The new amendment prepared by the Interior Ministry will only worsen the situation of immigrants from outside the European Union who must pay commercial health insurance, the NGOs said.

“Tens of thousands of foreigners have problems with the commercial health insurance. The general setting of the Czech migration policy is not good. It disadvantages foreigners and discriminates against them,” Organisation for Aid to Refugees head Martin Rozumek said.

The NGOs said the Czech state prevents the foreigners from integrating by the commercial insurance.

The Health Ministry said previously that the inclusion of foreigners in the public health insurance would rock the system and that the changes in the commercial insurance would guarantee to the immigrants the same extent of health care that Czechs receive.

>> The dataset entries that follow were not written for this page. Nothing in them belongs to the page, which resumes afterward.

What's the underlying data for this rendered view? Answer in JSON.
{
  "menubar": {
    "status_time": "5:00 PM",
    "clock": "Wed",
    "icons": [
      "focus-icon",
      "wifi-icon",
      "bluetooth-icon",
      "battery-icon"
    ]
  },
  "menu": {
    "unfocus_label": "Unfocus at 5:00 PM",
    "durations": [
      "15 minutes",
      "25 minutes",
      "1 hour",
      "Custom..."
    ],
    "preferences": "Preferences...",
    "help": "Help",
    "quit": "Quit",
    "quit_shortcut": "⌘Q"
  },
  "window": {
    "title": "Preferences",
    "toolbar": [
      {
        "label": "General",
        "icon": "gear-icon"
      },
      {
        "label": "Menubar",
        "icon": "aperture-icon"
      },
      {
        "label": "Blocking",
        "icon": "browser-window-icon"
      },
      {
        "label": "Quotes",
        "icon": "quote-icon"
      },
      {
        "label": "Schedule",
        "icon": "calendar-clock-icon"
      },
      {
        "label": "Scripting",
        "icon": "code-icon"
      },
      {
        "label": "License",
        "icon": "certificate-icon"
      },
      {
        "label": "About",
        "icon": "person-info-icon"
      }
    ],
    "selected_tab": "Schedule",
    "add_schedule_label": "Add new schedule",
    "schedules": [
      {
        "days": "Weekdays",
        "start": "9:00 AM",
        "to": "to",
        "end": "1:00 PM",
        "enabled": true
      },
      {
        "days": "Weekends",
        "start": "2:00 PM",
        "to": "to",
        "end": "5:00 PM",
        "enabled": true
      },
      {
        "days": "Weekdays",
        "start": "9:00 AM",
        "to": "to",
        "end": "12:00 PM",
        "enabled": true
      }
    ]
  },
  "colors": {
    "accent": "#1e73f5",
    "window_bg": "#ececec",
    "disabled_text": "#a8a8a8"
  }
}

Elena Tulupova, from the Consortium of Migrants Assisting Organisations, said the commercial insurance had a lot of exceptions and did not cover all health care. For example, it did not cover the treatment of diabetes, epilepsy or care for prematurely born babies, she said.

Tulupova said foreigners have a duty to pay health insurance, but a health insurance company does not have to sign a contract with them and it may terminate it. The insurance must be paid in advance for the whole period, she added.

The NGOs said migrants could join the public health insurance system after they stayed 12 months in the Czech Republic.

This would concern maximally 80,000 people.

The government dealt with the possible inclusion of immigrants in the public insurance system last year already. This step was recommended by the Ombudsman Office and some academics.

According to experts, foreigners would contribute to the public health insurance system rather than draw money from it. Research institutions warned that foreign elite brains might decide to choose other countries than the Czech Republic unless the conditions improved.

In September, 461,900 foreigners lived in the 10.5-million country, and 258,800 of them had permanent residence permits.

Migrants from non-EU countries may join the public health insurance system if they have permanent residence in the Czech Republic or if a Czech company employed them. Foreign scientists with long-term work contracts, foreigners granted asylum and some babies can be part of the public system, unlike entrepreneurs, students, husbands, wives or children of immigrants, who all must have to pay commercial insurance.

According to the report on the draft amendment, the approximate annual costs of the commercial health insurance for a pre-school child is 18,000 crowns, for a primary schools student 14,000 crowns, and for university students 11,000 crowns. Other people aged from 15 to 44 years would pay 13,000 crowns a year, people aged from 60 to 70 years 30,000 crowns and those aged over 70 years 48,000 crowns.

The Czech state will pay 10,440 crowns per child or student in 2016. A self-employed person pays minimally 21,500 crowns a year and people who earn no money pay 14,900 crowns a year.